Sure, he sometimes plays around with the melody to enunciate emotions, perhaps taking a cue from the cast of Hooper’s movie to the beloved songs. However, he never misses an emotional cue. There are subtleties to the performance that put further dimensions to even the other characters.
What is most intriguing about Les Miserables is that while it focuses primarily on the life and journey of Valjean from completely destitute to a man of astounding dignity, it is also about the various people who represent the sort of inequity and injustice that pervaded the time.
His interactions with Javert, a man flawed by his sense of honor and duty; with Fantine, played here by a terrific Rachelle Ann Go, whose tragedy has opened for Valjean a path to righteousness; and with Marius, whose undying love has allowed for Valjean to let go, encompass the full spectrum of the period.
The musical, if deflected from the popularity of its big songs like “I Dreamed a Dream”and “On My Own,” actually lays down the more basic themes of Victor Hugo’s novel with admirable simplicity.
Perhaps the toning down of the show has helped the musical put further emphasis on the songs that do not get too much attention, such as “Turning,” which is presented here as a deceptively delightful counterpart to the more depressing “Lovely Ladies”of the first act.
In fact, it’s a thinly veiled critique to the futility of the revolution that saw the deaths of promising men and women. The cynicism is actually quite refreshing. There is more to the musical than the familiar tales of reversals of fortune and unrequited love.
'Les Miserables' cast performs the epilogue (with Rachelle Ann...
In the epilogue of Les Miserables - Musical, we hear a beautiful exchange between Jean Valjean and his loved ones – plus the powerful ending that asks, 'Do you hear the people sing?'Posted by Rappler on Wednesday, February 24, 2016
Worth the repeat
Les Miserables is a classic. There will always be something new to experience or to ponder about after watching every iteration of the musical. In fact, even a smaller production of the musical will reveal a certain appreciation that may open doors and windows to better understand or fathom the work.
The Manila production does have its faults, but it is those faults that have enunciated the qualities of the musicale that are often eclipsed by sheer spectacle.
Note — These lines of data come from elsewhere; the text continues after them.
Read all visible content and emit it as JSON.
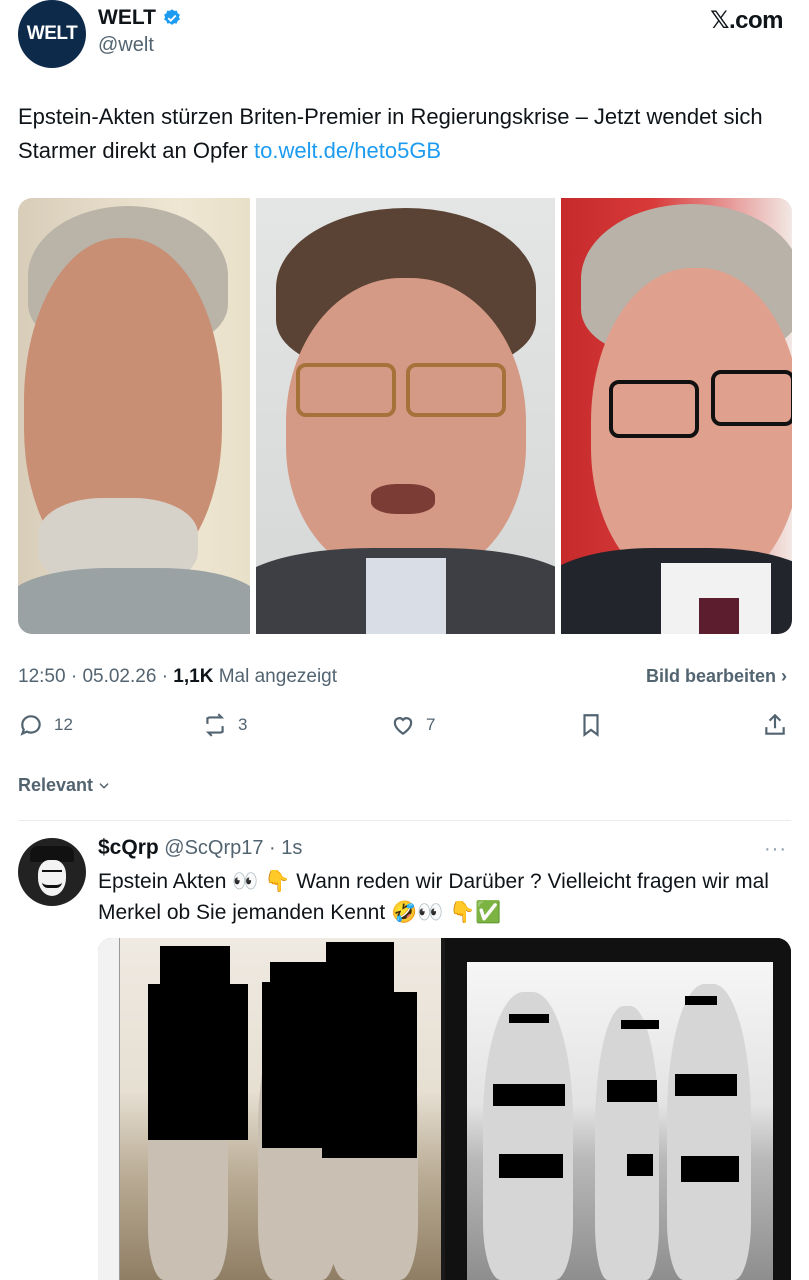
{
  "tweet": {
    "avatar_text": "WELT",
    "author_name": "WELT",
    "author_handle": "@welt",
    "platform_logo": "𝕏.com",
    "text": "Epstein-Akten stürzen Briten-Premier in Regierungskrise – Jetzt wendet sich Starmer direkt an Opfer ",
    "link": "to.welt.de/heto5GB",
    "time": "12:50",
    "date": "05.02.26",
    "views_count": "1,1K",
    "views_label": "Mal angezeigt",
    "edit_image_label": "Bild bearbeiten",
    "replies": "12",
    "reposts": "3",
    "likes": "7",
    "icons": [
      "reply-icon",
      "repost-icon",
      "like-icon",
      "bookmark-icon",
      "share-icon",
      "verified-icon"
    ],
    "colors": {
      "link": "#1d9bf0",
      "verified": "#1d9bf0",
      "muted": "#536471"
    }
  },
  "sort": {
    "label": "Relevant"
  },
  "reply": {
    "name": "$cQrp",
    "handle": "@ScQrp17",
    "time": "1s",
    "text": "Epstein Akten 👀 👇 Wann reden wir Darüber ? Vielleicht fragen wir mal Merkel ob Sie jemanden Kennt 🤣👀 👇✅"
  }
}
The mere presence of Rachelle Ann Go, the promising lass who won a local talent contest years ago and has gone to win the hearts of many in an international arena of far more experienced thespians, is enough to enchant. Her vastly expressive singing voice and intuitive acting grant the character of Fantine a full armory of pain, heartache and sorrow. These inevitably turn all her scenes in the musicale into emotional highlights.
The photos and videos that appear in this article were taken at a special media call held on March 15, Tuesday, upon the invitation of the show producers, Concertus Manila. All photos by Paolo Abad/Rappler
Francis Joseph Cruz litigates for a living and writes about cinema for fun. The first Filipino movie he saw in the theaters was Carlo J. Caparas’ 'Tirad Pass.' Since then, he’s been on a mission to find better memories with Philippine cinema. Profile photo by Fatcat Studios
More about Les Misérables in Manila:
- WATCH: Rachelle Ann Go sings 'I Dreamed a Dream' from 'Les Misérables'
- WATCH: 'Les Misérables' Manila cast performs 'One Day More'
- WATCH: Jean Valjean in emotional 'Les Misérables' Manila scene
- WATCH: 'Les Misérables' cast performs 'One Day More,' finale at rehearsal
- Sneak peek: Rachelle Ann Go sings as Fantine, see the amazing 'Les Misérables' cast
- 8 reasons to watch 'Les Misérables' in Manila
- [About the Manila cast] Driven to tears: 'Les Misérables' in Brisbane
- Rachelle Ann Go's important tips for taking career risks
- Confirmed: 'Les Misérables' coming to Manila, Rachelle Ann Go to star as Fantine